Stroke, an interruption of the blood supply to part of the brain, is of two main kinds: ischemic, due to an in-situ clot or embolus associated with atherosclerosis, and hemorrhagic. Ischemic strokes are by far the more frequent. Ischemic strokes follow the J-shaped curve for both sexes. Exceeding three drinks daily may slightly raise the risk of hemorrhagic stroke. More strokes and more stroke-related deaths occur among women than men above age 75.
High blood pressure (hypertension), common in both sexes, is an important cause of cardiovascular disorders and of kidney disease. It is more prevalent among those past 6O in women than men. The quantitative relationship between alcohol and blood pressure, especially for the sexes, is not clear. Some studies suggest that it tends toward linear among men, i.e., any increase in consumption may be associated with a small increment in blood pressure. Other observers have reported a J-shaped curve for men. For women, the trend appears to be more the J-shaped relationship: small doses of alcohol associated with reduction, higher doses with increased blood pressure. On the whole, the changes are small.
Atherosclerotic damage to the peripheral arteries, with resulting occlusion of blood supply to the legs is a disease of old age, possibly leading to amputation. Heavy smokers and diabetics are especially at risk. Although more data is needed, it appears that risk is reduced among women non-smokers who drink moderately, compared to abstainers, to men, and to smokers.
Although not covered in the Piano review, atrial fibrillation demands a word. This potentially dangerous and relatively common cardiac arrhythmia has been long known to be a risk of excessive drinking. The quantity doesn’t have to be extreme, though the risk is higher among those who have drunk greater amounts for longer durations. It had been thought that women were less susceptible than men at the same consumption level, but the more recent studies with which I am familiar indicate equality of risk. Atrial fibrillation of other cause may be exacerbated by even moderate consumption of alcohol.

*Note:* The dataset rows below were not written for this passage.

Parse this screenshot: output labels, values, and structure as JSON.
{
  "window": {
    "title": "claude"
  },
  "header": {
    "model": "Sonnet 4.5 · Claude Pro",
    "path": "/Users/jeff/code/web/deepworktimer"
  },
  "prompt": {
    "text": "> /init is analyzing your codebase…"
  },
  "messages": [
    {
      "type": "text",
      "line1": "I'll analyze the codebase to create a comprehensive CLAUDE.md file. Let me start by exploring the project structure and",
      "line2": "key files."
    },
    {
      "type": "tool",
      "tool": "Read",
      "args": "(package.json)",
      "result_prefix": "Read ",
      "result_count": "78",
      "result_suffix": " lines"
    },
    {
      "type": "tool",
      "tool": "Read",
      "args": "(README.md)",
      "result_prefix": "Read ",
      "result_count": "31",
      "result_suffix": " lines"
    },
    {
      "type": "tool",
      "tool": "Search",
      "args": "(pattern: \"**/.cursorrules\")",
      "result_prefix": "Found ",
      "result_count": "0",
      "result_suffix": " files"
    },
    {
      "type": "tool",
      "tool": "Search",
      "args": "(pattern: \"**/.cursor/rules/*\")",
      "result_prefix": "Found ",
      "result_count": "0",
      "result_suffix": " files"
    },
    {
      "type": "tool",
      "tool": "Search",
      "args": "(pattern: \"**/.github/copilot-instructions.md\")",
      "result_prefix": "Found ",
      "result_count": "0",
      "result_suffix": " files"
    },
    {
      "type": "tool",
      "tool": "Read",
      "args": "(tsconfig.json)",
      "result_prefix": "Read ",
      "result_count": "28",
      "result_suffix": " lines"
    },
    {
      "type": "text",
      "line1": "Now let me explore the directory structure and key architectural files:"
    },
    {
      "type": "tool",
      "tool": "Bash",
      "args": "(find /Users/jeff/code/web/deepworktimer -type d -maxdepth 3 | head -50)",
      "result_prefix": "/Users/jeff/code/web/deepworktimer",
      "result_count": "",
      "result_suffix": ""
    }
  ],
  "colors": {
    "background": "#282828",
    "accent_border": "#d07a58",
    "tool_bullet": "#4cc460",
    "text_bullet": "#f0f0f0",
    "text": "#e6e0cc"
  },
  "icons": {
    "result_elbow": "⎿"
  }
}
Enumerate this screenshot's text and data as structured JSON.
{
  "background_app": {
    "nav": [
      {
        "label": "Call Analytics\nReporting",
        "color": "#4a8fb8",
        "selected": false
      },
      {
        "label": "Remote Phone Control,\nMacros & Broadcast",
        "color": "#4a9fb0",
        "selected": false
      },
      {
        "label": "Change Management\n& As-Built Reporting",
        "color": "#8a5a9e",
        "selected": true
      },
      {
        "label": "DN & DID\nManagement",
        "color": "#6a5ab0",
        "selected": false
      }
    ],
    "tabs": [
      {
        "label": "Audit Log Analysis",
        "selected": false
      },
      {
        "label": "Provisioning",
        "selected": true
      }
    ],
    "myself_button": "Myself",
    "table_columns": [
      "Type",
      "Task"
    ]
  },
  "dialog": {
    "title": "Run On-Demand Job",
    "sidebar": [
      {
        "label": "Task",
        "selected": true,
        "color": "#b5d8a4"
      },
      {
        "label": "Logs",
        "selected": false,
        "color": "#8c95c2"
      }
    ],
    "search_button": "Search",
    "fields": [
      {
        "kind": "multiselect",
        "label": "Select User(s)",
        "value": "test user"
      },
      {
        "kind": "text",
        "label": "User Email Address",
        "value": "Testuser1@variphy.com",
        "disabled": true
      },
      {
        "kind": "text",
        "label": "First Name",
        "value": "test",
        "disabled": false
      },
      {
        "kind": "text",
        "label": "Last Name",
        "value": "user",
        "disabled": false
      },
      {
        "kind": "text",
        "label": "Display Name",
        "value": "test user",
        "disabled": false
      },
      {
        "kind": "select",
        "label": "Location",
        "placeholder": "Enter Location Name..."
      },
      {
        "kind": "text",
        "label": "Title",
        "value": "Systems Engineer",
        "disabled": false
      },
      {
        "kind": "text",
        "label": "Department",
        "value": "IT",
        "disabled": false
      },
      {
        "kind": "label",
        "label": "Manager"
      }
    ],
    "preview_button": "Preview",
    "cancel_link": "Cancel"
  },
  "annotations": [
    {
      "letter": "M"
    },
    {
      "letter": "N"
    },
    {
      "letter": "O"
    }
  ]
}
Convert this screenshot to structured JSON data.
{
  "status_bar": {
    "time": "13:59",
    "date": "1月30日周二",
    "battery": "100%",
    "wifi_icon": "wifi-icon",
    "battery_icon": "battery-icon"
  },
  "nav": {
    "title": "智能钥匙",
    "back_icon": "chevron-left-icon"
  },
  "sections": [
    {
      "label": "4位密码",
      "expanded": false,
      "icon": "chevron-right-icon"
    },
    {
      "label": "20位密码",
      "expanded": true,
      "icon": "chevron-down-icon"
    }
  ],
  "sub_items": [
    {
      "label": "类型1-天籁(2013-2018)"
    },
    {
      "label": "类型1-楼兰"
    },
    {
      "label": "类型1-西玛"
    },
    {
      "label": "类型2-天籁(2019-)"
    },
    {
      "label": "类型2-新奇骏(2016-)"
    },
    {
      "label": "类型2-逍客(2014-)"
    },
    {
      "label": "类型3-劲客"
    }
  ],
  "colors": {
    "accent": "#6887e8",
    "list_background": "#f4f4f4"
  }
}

For the take-home lesson for your own health, whatever your sex, refer back to the first paragraph. Other factors, genetic and lifestyle, also weigh heavily.